Post-Diwali Survey Shows 27% Rise In Tinnitus


Kolkata: The festival of lights became nightmarish for many, leading to tinnitus or temporary deafness. A survey by city ENT specialists reveals that tinnitus that tinnitus spiked to 27%, two days after Diwali, as reported by TOI. The figure is worrying because epidemiologic studies all over the world show that the prevalence range from 10-15%.

Tinnitus is the hearing of a sound despite the absence of any external noise. It is often a buzzing, ringing, clicking or hissing noise.

The survey titled “after-effects of sound pollution caused by bursting crackers during Diwali”, led by Arjun Dasgupta, and conducted by Anupama Satpathy, NVK Mohan and Chirajit Dutta, shows incidence rates of clinically significant tinnitus was 27 % post Diwali, in a sample of 204 patients. The survey is part of a larger study to catch a two-year trend, starting this Diwali.

The doctors conducted a trial in the busy OPD of Medica Superspeciality hospital and in some diagnostic centres in south and central Kolkata, two days after Diwali. The patients were given a format with multiple-choice questions related to side effects. Their families were also given similar formats. The age-group was 20 to 80 years and the patients came from various occupational backgrounds. Results revealed that 27 % suffered from tinnitus and temporary hearing loss.

“Our survey, which is only pilot project ahead of a bigger research, shows that despite rigorous campaigns against sound crackers, people are insensitive as ever,” said Dasgupta, adding, that “the study has obvious limitations; the data reported here underestimates the number of cases of tinnitus that drives people to seek health care.” The survey, in fact, is a prelude to an extensive research, spread over two years on the rate of tinnitus and other sound-causing ailment, to address the issue and provide effective care that is tailored to the needs of each individual.

The doctors feel tinnitus is more challenging than other health conditions because there is no objective measurement of the condition, no consensus regarding diagnostic assessment, and no standardization of the management pathway. “This is a common problem because of the continuous exposure to loud sound that we are subjected to during Kali Puja and Diwali.

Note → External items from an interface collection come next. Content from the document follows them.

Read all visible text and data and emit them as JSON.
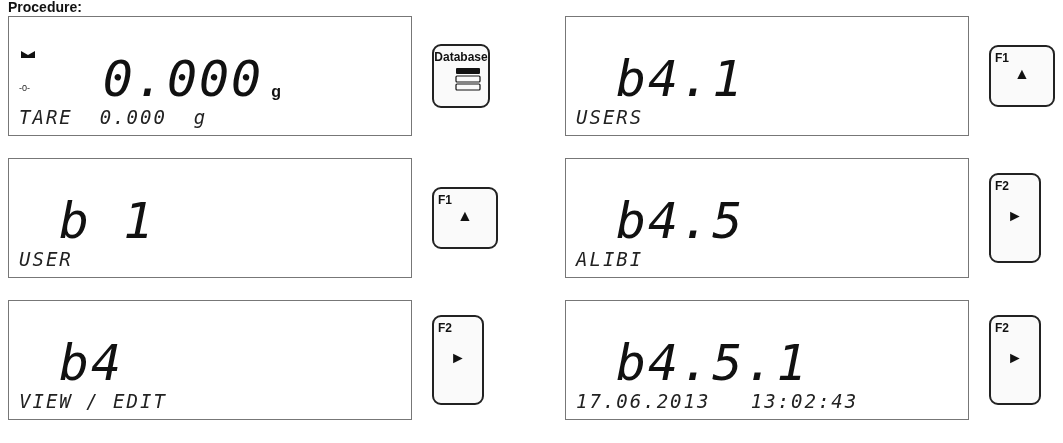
{
  "heading": "Procedure:",
  "steps": [
    {
      "display": {
        "main": "0.000",
        "unit": "g",
        "zero_indicator": "-0-",
        "sub": "TARE  0.000  g"
      },
      "key": {
        "kind": "database",
        "label": "Database"
      }
    },
    {
      "display": {
        "main": "b 1",
        "sub": "USER"
      },
      "key": {
        "kind": "f",
        "label": "F1",
        "glyph": "▲"
      }
    },
    {
      "display": {
        "main": "b4",
        "sub": "VIEW / EDIT"
      },
      "key": {
        "kind": "f",
        "label": "F2",
        "glyph": "►"
      }
    },
    {
      "display": {
        "main": "b4.1",
        "sub": "USERS"
      },
      "key": {
        "kind": "f",
        "label": "F1",
        "glyph": "▲"
      }
    },
    {
      "display": {
        "main": "b4.5",
        "sub": "ALIBI"
      },
      "key": {
        "kind": "f",
        "label": "F2",
        "glyph": "►"
      }
    },
    {
      "display": {
        "main": "b4.5.1",
        "sub": "17.06.2013   13:02:43"
      },
      "key": {
        "kind": "f",
        "label": "F2",
        "glyph": "►"
      }
    }
  ]
}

Sometimes there is permanent damage. But’s it’s a little frustrating because absolute remedy is not possible. One must depend on certain medications, holistic therapies, tinnitus retaining therapy, hearing aid and so on for prolonged treatment,” said Shantanu Panja, senior ENT consultant, Apollo Gleneagles Hospitals.

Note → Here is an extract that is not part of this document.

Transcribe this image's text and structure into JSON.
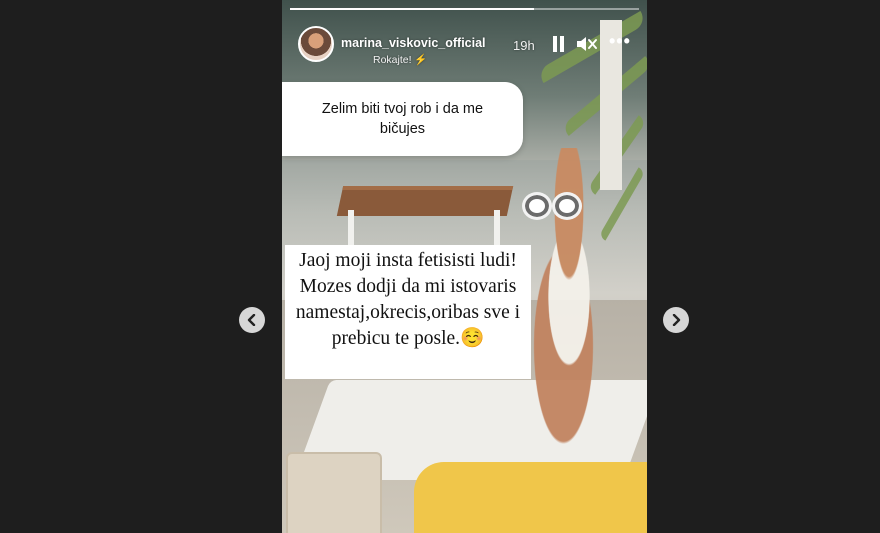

According to Shakaeb Yasser Khan, consultant, ENT surgeon, CMRI Hospital, stringent action and a holistic approach is the need-of-the-hour. “Even though the percentage of cases of tinnitus here is high, it’s a variable figure, and a study on the cross-section would have shown a lower rate of those affected. But even if there Diwali is less noisier than it was 10 years ago, the sound pollution has not come down to the level it should have. I think crackers should be banned completely.” Khan also called for greater awareness on the part of the people and the governments.

The youngest victim was a three-year-old girl whose father was bursting crackers with her in his lap. She was brought to hospital and diagnosed with severe tinnitus. Then there were senior citizens who had suffered from severe noise trauma that caused a severe blockage of ears, followed by tinnitus. Several patients complained of tinnitus, blockage and deafness immediately after bursting crackers during Diwali.

Said Anupama Satpathy, who was part of the survey team, “Louder the noise, shorter is the time it requires to harm. There are legislations that say continuous exposure to noise up to 90 dB should not be allowed beyond eight hours a day, or they “Loud noise can trigger problems like irritation, headache, insomnia, stress, hearing loss and tinnitus, especially in those previously exposed to noise-induced trauma like military conflicts or occupational noise. Especially vulnerable are infants and the elderly.”

Noise standards for fire crackers have been notified in GSR no.682 (E) dated 5 October 1999 under the Environment (Protection) Act. According to it, manufacture, sale or use of fire crackers generating noise levels exceeding 125 dB (AI) or 145 dB at four metres distance from the point of bursting are prohibited.